__EXERCISE INPUT__.

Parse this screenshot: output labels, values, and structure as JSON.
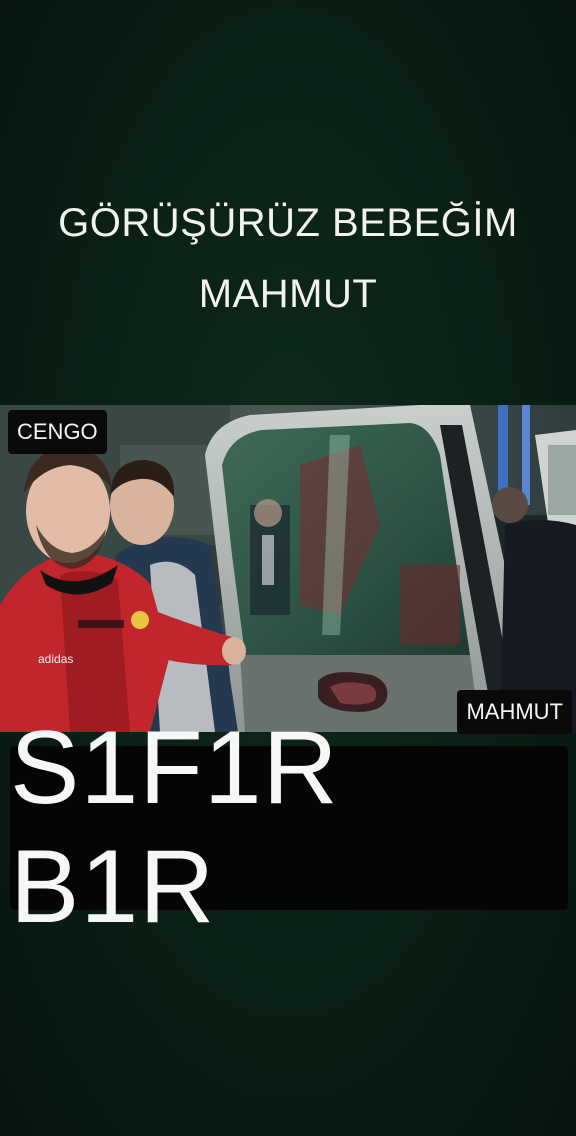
{
  "caption": {
    "line1": "GÖRÜŞÜRÜZ BEBEĞİM",
    "line2": "MAHMUT"
  },
  "video": {
    "label_left": "CENGO",
    "label_right": "MAHMUT",
    "jersey_text": "adidas"
  },
  "title": {
    "text": "S1F1R B1R"
  },
  "colors": {
    "background": "#0a1f15",
    "caption_text": "#f2f2ee",
    "label_background": "#0a0a0a",
    "title_background": "#050505",
    "title_text": "#f7f7f7"
  }
}
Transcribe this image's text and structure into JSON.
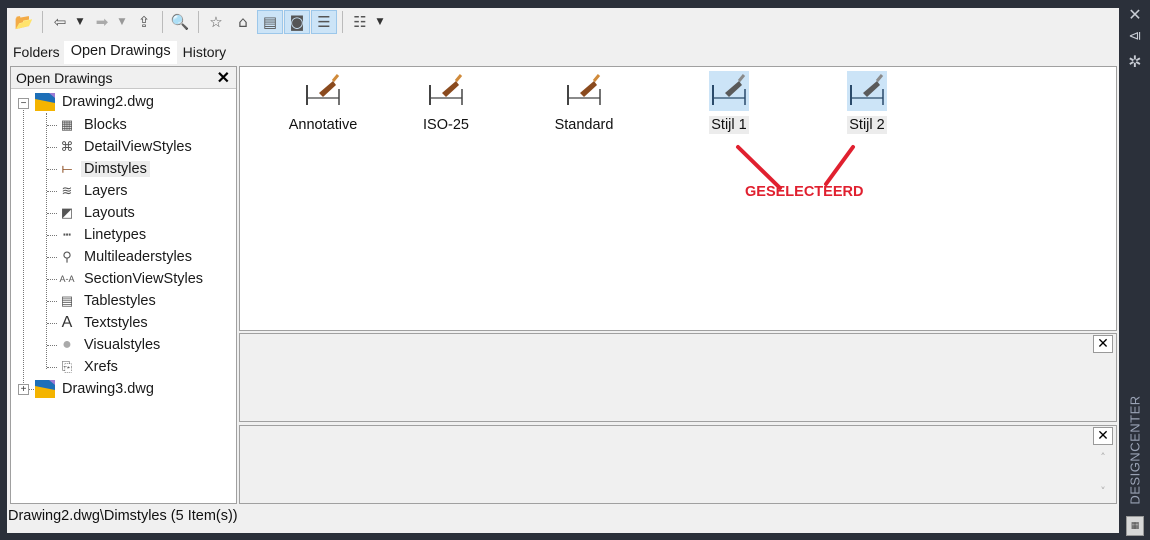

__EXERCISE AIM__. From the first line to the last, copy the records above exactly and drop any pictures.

__RESPONSE BOX__.
Parse this screenshot: output labels, values, and structure as JSON.
{
  "caption": {
    "line1": "GÖRÜŞÜRÜZ BEBEĞİM",
    "line2": "MAHMUT"
  },
  "video": {
    "label_left": "CENGO",
    "label_right": "MAHMUT",
    "jersey_text": "adidas"
  },
  "title": {
    "text": "S1F1R B1R"
  },
  "colors": {
    "background": "#0a1f15",
    "caption_text": "#f2f2ee",
    "label_background": "#0a0a0a",
    "title_background": "#050505",
    "title_text": "#f7f7f7"
  }
}
Transcribe this image's text and structure into JSON.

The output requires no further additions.